■ Your task: Take every line from the records below that includes the word "avatar".

Excerpts from an interface dataset
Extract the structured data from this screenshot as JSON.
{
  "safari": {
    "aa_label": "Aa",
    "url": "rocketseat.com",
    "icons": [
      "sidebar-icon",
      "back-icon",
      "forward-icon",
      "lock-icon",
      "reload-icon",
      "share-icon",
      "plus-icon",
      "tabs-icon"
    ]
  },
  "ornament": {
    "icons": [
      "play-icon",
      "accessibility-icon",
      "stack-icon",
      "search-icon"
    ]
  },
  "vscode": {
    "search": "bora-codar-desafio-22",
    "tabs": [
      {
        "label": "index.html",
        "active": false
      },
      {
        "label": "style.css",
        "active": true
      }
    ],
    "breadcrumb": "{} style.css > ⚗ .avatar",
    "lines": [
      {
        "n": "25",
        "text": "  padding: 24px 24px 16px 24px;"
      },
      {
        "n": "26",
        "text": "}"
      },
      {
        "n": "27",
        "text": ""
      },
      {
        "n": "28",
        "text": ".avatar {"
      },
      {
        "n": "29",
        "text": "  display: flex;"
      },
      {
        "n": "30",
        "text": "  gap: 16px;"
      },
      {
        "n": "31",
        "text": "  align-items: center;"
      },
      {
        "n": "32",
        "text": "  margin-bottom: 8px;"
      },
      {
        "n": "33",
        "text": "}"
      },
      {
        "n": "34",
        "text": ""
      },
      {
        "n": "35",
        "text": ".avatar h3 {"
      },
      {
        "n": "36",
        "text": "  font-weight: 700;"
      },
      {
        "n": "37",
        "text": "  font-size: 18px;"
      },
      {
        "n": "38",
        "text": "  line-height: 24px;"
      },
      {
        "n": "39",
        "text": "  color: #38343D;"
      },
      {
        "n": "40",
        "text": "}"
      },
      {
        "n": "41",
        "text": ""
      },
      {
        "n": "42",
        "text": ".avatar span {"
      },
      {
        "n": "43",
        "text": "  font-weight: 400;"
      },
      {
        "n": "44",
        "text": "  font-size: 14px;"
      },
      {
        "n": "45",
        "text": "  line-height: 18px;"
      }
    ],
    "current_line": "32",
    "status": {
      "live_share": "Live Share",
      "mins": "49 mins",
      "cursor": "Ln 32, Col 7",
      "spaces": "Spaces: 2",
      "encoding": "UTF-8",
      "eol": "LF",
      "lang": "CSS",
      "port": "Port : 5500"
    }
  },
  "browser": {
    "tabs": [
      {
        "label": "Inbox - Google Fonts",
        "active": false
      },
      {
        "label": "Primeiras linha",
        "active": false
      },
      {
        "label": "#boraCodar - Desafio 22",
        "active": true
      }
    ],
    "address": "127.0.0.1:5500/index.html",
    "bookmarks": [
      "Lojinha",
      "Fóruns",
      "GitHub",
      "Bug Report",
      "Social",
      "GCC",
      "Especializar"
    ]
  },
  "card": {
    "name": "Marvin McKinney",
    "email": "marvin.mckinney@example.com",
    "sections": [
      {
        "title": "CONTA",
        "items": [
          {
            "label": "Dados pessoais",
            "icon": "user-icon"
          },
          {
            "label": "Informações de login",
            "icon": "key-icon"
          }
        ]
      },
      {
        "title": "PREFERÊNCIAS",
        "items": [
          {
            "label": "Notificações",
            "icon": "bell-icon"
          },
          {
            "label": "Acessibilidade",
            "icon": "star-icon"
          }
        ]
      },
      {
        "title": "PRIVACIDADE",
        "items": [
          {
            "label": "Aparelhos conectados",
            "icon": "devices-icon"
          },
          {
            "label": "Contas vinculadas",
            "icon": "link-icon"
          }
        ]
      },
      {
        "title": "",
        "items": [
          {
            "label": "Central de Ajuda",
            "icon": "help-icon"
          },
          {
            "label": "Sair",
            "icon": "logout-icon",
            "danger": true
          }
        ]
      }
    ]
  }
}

■ Result of this task:
    "breadcrumb": "{} style.css > ⚗ .avatar",
        "text": ".avatar {"
        "text": ".avatar h3 {"
        "text": ".avatar span {"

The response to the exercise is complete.